• _Task directions_: Would you reproduce the data below exactly, please, leaving out its images?

• _Records_:

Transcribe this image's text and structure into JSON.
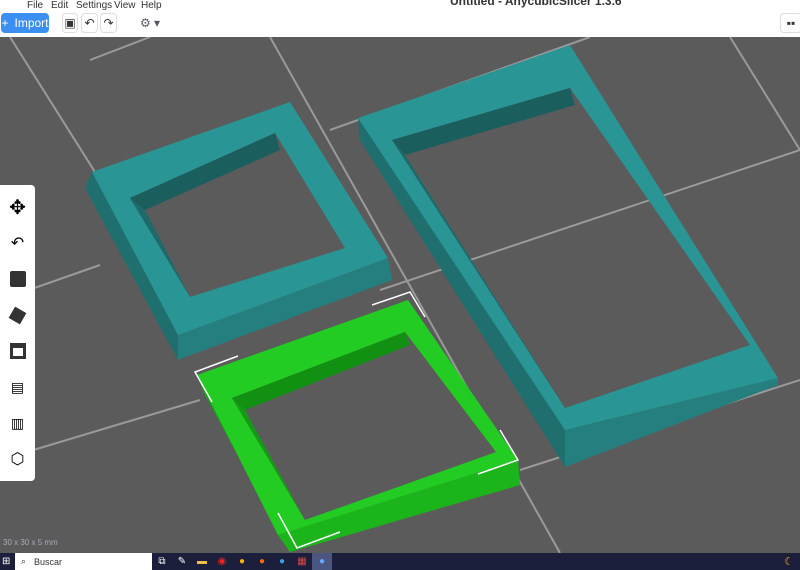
{
  "menu": [
    "File",
    "Edit",
    "Settings",
    "View",
    "Help"
  ],
  "window_title": "Untitled - AnycubicSlicer 1.3.6",
  "toolbar": {
    "import_label": "Import",
    "import_icon": "plus-icon",
    "save_icon": "save-icon",
    "undo_icon": "undo-icon",
    "redo_icon": "redo-icon",
    "view_icon": "gear-icon",
    "layout_icon": "grid-icon"
  },
  "left_tools": [
    "move",
    "rotate",
    "scale",
    "lay-on-face",
    "cut",
    "support",
    "seam",
    "assembly"
  ],
  "status": {
    "dimensions": "30 x 30 x 5 mm"
  },
  "taskbar": {
    "search_placeholder": "Buscar"
  },
  "colors": {
    "accent": "#3b8ff0",
    "object": "#2a8c8c",
    "selected": "#1fc01f",
    "bed": "#5b5b5b"
  }
}
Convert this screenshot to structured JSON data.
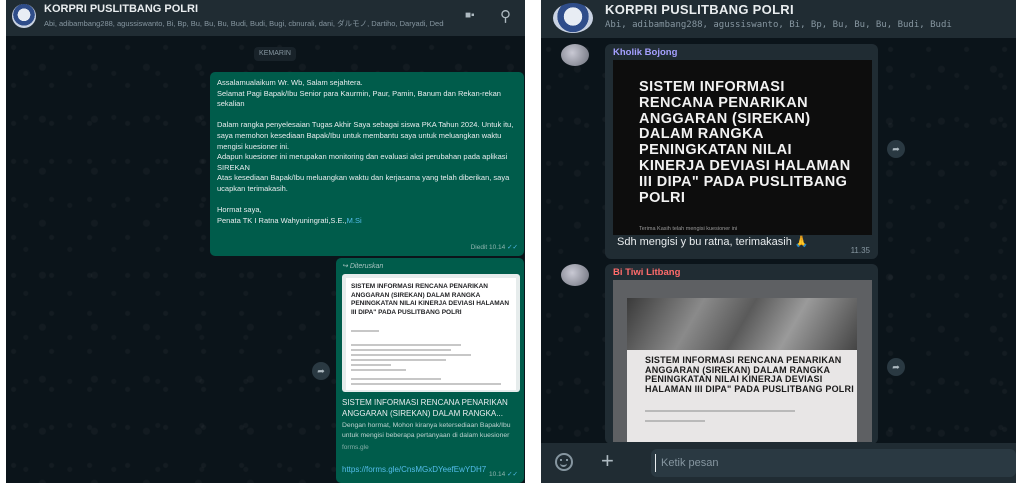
{
  "left": {
    "header": {
      "title": "KORPRI  PUSLITBANG POLRI",
      "members": "Abi, adibambang288, agussiswanto, Bi, Bp, Bu, Bu, Bu, Budi, Budi, Bugi, cbnurali, dani, ダルモノ, Dartiho, Daryadi, Dedi, Dc...",
      "icons": [
        "video-call-icon",
        "search-icon"
      ]
    },
    "day_chip": "KEMARIN",
    "message1": {
      "p1a": "Assalamualaikum Wr. Wb, Salam sejahtera.",
      "p1b": "Selamat Pagi Bapak/Ibu Senior para Kaurmin, Paur, Pamin, Banum dan Rekan-rekan sekalian",
      "p2": "Dalam rangka penyelesaian Tugas Akhir Saya sebagai siswa PKA Tahun 2024. Untuk itu, saya memohon kesediaan Bapak/Ibu untuk membantu saya untuk meluangkan waktu mengisi kuesioner ini.",
      "p3": "Adapun kuesioner ini merupakan monitoring dan evaluasi aksi perubahan pada aplikasi SIREKAN",
      "p4": "Atas kesediaan Bapak/Ibu meluangkan waktu dan kerjasama yang telah diberikan, saya ucapkan terimakasih.",
      "p5a": "Hormat saya,",
      "p5b": "Penata TK I Ratna Wahyuningrati,S.E.,",
      "p5link": "M.Si",
      "meta": "Diedit 10.14",
      "ticks": "✓✓"
    },
    "message2": {
      "forwarded": "Diteruskan",
      "preview_title": "SISTEM INFORMASI RENCANA PENARIKAN ANGGARAN (SIREKAN) DALAM RANGKA PENINGKATAN NILAI KINERJA DEVIASI HALAMAN III DIPA\" PADA PUSLITBANG POLRI",
      "link_title": "SISTEM INFORMASI RENCANA PENARIKAN ANGGARAN (SIREKAN) DALAM RANGKA...",
      "link_desc": "Dengan hormat, Mohon kiranya ketersediaan Bapak/Ibu untuk mengisi beberapa pertanyaan di dalam kuesioner",
      "link_domain": "forms.gle",
      "url": "https://forms.gle/CnsMGxDYeefEwYDH7",
      "meta": "10.14",
      "ticks": "✓✓"
    }
  },
  "right": {
    "header": {
      "title": "KORPRI  PUSLITBANG POLRI",
      "members": "Abi, adibambang288, agussiswanto, Bi, Bp, Bu, Bu, Bu, Budi, Budi"
    },
    "message1": {
      "sender": "Kholik Bojong",
      "image_text": "SISTEM INFORMASI RENCANA PENARIKAN ANGGARAN (SIREKAN) DALAM RANGKA PENINGKATAN NILAI KINERJA DEVIASI HALAMAN III DIPA\" PADA PUSLITBANG POLRI",
      "image_small": "Terima Kasih telah mengisi kuesioner ini",
      "caption": "Sdh mengisi y bu ratna, terimakasih 🙏",
      "time": "11.35"
    },
    "message2": {
      "sender": "Bi Tiwi Litbang",
      "photo_text": "SISTEM INFORMASI RENCANA PENARIKAN ANGGARAN (SIREKAN) DALAM RANGKA PENINGKATAN NILAI KINERJA DEVIASI HALAMAN III DIPA\" PADA PUSLITBANG POLRI"
    },
    "composer": {
      "placeholder": "Ketik pesan",
      "icons": [
        "emoji-icon",
        "attach-plus-icon"
      ]
    }
  },
  "colors": {
    "outgoing_bubble": "#005c4b",
    "incoming_bubble": "#202c33",
    "header": "#202c33",
    "link": "#53bdeb"
  }
}
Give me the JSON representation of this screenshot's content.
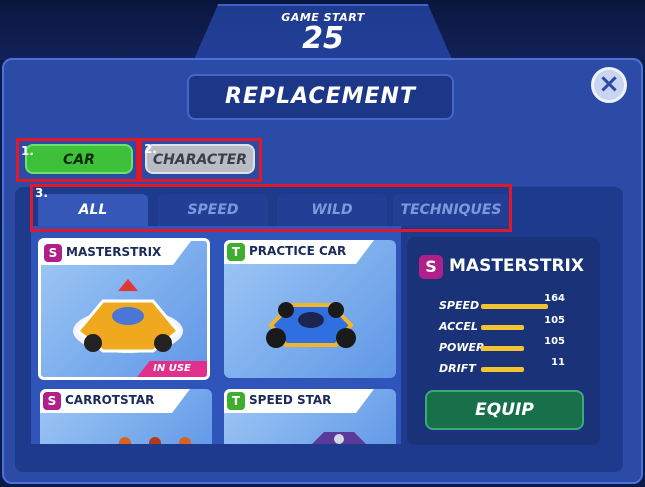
{
  "header": {
    "label": "GAME START",
    "countdown": "25"
  },
  "title": "REPLACEMENT",
  "categories": {
    "car": "CAR",
    "character": "CHARACTER"
  },
  "markers": [
    "1.",
    "2.",
    "3."
  ],
  "tabs": [
    "ALL",
    "SPEED",
    "WILD",
    "TECHNIQUES"
  ],
  "cards": [
    {
      "badge": "S",
      "name": "MASTERSTRIX",
      "status": "IN USE"
    },
    {
      "badge": "T",
      "name": "PRACTICE CAR"
    },
    {
      "badge": "S",
      "name": "CARROTSTAR"
    },
    {
      "badge": "T",
      "name": "SPEED STAR"
    }
  ],
  "detail": {
    "badge": "S",
    "name": "MASTERSTRIX",
    "stats": [
      {
        "label": "SPEED",
        "value": "164",
        "fill": 0.82
      },
      {
        "label": "ACCEL",
        "value": "105",
        "fill": 0.53
      },
      {
        "label": "POWER",
        "value": "105",
        "fill": 0.53
      },
      {
        "label": "DRIFT",
        "value": "11",
        "fill": 0.53
      }
    ],
    "equip_label": "EQUIP"
  },
  "colors": {
    "panel": "#2b4ba6",
    "accent_green": "#3ec03a",
    "marker_red": "#e0182b",
    "badge_s": "#b0208a",
    "badge_t": "#3fae2e"
  },
  "icons": {
    "close": "close-icon"
  }
}
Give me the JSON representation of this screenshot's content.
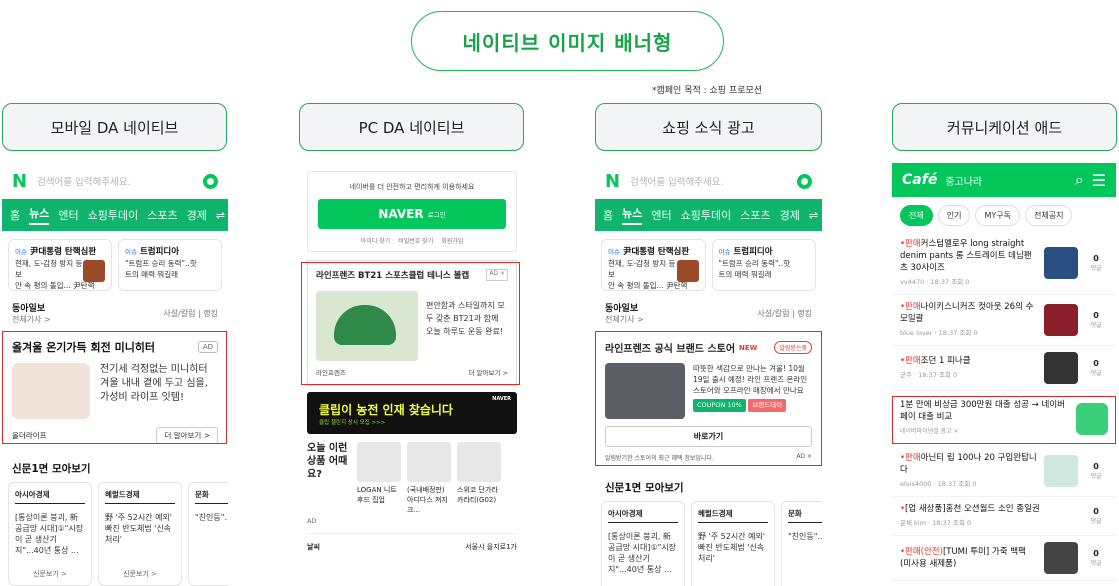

• _Your response_:
Transcribe this image's text and structure into JSON.
{
  "menu": [
    "File",
    "Edit",
    "Settings",
    "View",
    "Help"
  ],
  "window_title": "Untitled - AnycubicSlicer 1.3.6",
  "toolbar": {
    "import_label": "Import",
    "import_icon": "plus-icon",
    "save_icon": "save-icon",
    "undo_icon": "undo-icon",
    "redo_icon": "redo-icon",
    "view_icon": "gear-icon",
    "layout_icon": "grid-icon"
  },
  "left_tools": [
    "move",
    "rotate",
    "scale",
    "lay-on-face",
    "cut",
    "support",
    "seam",
    "assembly"
  ],
  "status": {
    "dimensions": "30 x 30 x 5 mm"
  },
  "taskbar": {
    "search_placeholder": "Buscar"
  },
  "colors": {
    "accent": "#3b8ff0",
    "object": "#2a8c8c",
    "selected": "#1fc01f",
    "bed": "#5b5b5b"
  }
}
Convert this screenshot to structured JSON data.
{
  "left": {
    "header": {
      "title": "KORPRI  PUSLITBANG POLRI",
      "members": "Abi, adibambang288, agussiswanto, Bi, Bp, Bu, Bu, Bu, Budi, Budi, Bugi, cbnurali, dani, ダルモノ, Dartiho, Daryadi, Dedi, Dc...",
      "icons": [
        "video-call-icon",
        "search-icon"
      ]
    },
    "day_chip": "KEMARIN",
    "message1": {
      "p1a": "Assalamualaikum Wr. Wb, Salam sejahtera.",
      "p1b": "Selamat Pagi Bapak/Ibu Senior para Kaurmin, Paur, Pamin, Banum dan Rekan-rekan sekalian",
      "p2": "Dalam rangka penyelesaian Tugas Akhir Saya sebagai siswa PKA Tahun 2024. Untuk itu, saya memohon kesediaan Bapak/Ibu untuk membantu saya untuk meluangkan waktu mengisi kuesioner ini.",
      "p3": "Adapun kuesioner ini merupakan monitoring dan evaluasi aksi perubahan pada aplikasi SIREKAN",
      "p4": "Atas kesediaan Bapak/Ibu meluangkan waktu dan kerjasama yang telah diberikan, saya ucapkan terimakasih.",
      "p5a": "Hormat saya,",
      "p5b": "Penata TK I Ratna Wahyuningrati,S.E.,",
      "p5link": "M.Si",
      "meta": "Diedit 10.14",
      "ticks": "✓✓"
    },
    "message2": {
      "forwarded": "Diteruskan",
      "preview_title": "SISTEM INFORMASI RENCANA PENARIKAN ANGGARAN (SIREKAN) DALAM RANGKA PENINGKATAN NILAI KINERJA DEVIASI HALAMAN III DIPA\" PADA PUSLITBANG POLRI",
      "link_title": "SISTEM INFORMASI RENCANA PENARIKAN ANGGARAN (SIREKAN) DALAM RANGKA...",
      "link_desc": "Dengan hormat, Mohon kiranya ketersediaan Bapak/Ibu untuk mengisi beberapa pertanyaan di dalam kuesioner",
      "link_domain": "forms.gle",
      "url": "https://forms.gle/CnsMGxDYeefEwYDH7",
      "meta": "10.14",
      "ticks": "✓✓"
    }
  },
  "right": {
    "header": {
      "title": "KORPRI  PUSLITBANG POLRI",
      "members": "Abi, adibambang288, agussiswanto, Bi, Bp, Bu, Bu, Bu, Budi, Budi"
    },
    "message1": {
      "sender": "Kholik Bojong",
      "image_text": "SISTEM INFORMASI RENCANA PENARIKAN ANGGARAN (SIREKAN) DALAM RANGKA PENINGKATAN NILAI KINERJA DEVIASI HALAMAN III DIPA\" PADA PUSLITBANG POLRI",
      "image_small": "Terima Kasih telah mengisi kuesioner ini",
      "caption": "Sdh mengisi y bu ratna, terimakasih 🙏",
      "time": "11.35"
    },
    "message2": {
      "sender": "Bi Tiwi Litbang",
      "photo_text": "SISTEM INFORMASI RENCANA PENARIKAN ANGGARAN (SIREKAN) DALAM RANGKA PENINGKATAN NILAI KINERJA DEVIASI HALAMAN III DIPA\" PADA PUSLITBANG POLRI"
    },
    "composer": {
      "placeholder": "Ketik pesan",
      "icons": [
        "emoji-icon",
        "attach-plus-icon"
      ]
    }
  },
  "colors": {
    "outgoing_bubble": "#005c4b",
    "incoming_bubble": "#202c33",
    "header": "#202c33",
    "link": "#53bdeb"
  }
}
Give me the JSON representation of this screenshot's content.
{
  "header": {
    "label": "GAME START",
    "countdown": "25"
  },
  "title": "REPLACEMENT",
  "categories": {
    "car": "CAR",
    "character": "CHARACTER"
  },
  "markers": [
    "1.",
    "2.",
    "3."
  ],
  "tabs": [
    "ALL",
    "SPEED",
    "WILD",
    "TECHNIQUES"
  ],
  "cards": [
    {
      "badge": "S",
      "name": "MASTERSTRIX",
      "status": "IN USE"
    },
    {
      "badge": "T",
      "name": "PRACTICE CAR"
    },
    {
      "badge": "S",
      "name": "CARROTSTAR"
    },
    {
      "badge": "T",
      "name": "SPEED STAR"
    }
  ],
  "detail": {
    "badge": "S",
    "name": "MASTERSTRIX",
    "stats": [
      {
        "label": "SPEED",
        "value": "164",
        "fill": 0.82
      },
      {
        "label": "ACCEL",
        "value": "105",
        "fill": 0.53
      },
      {
        "label": "POWER",
        "value": "105",
        "fill": 0.53
      },
      {
        "label": "DRIFT",
        "value": "11",
        "fill": 0.53
      }
    ],
    "equip_label": "EQUIP"
  },
  "colors": {
    "panel": "#2b4ba6",
    "accent_green": "#3ec03a",
    "marker_red": "#e0182b",
    "badge_s": "#b0208a",
    "badge_t": "#3fae2e"
  },
  "icons": {
    "close": "close-icon"
  }
}
Give me the JSON representation of this screenshot's content.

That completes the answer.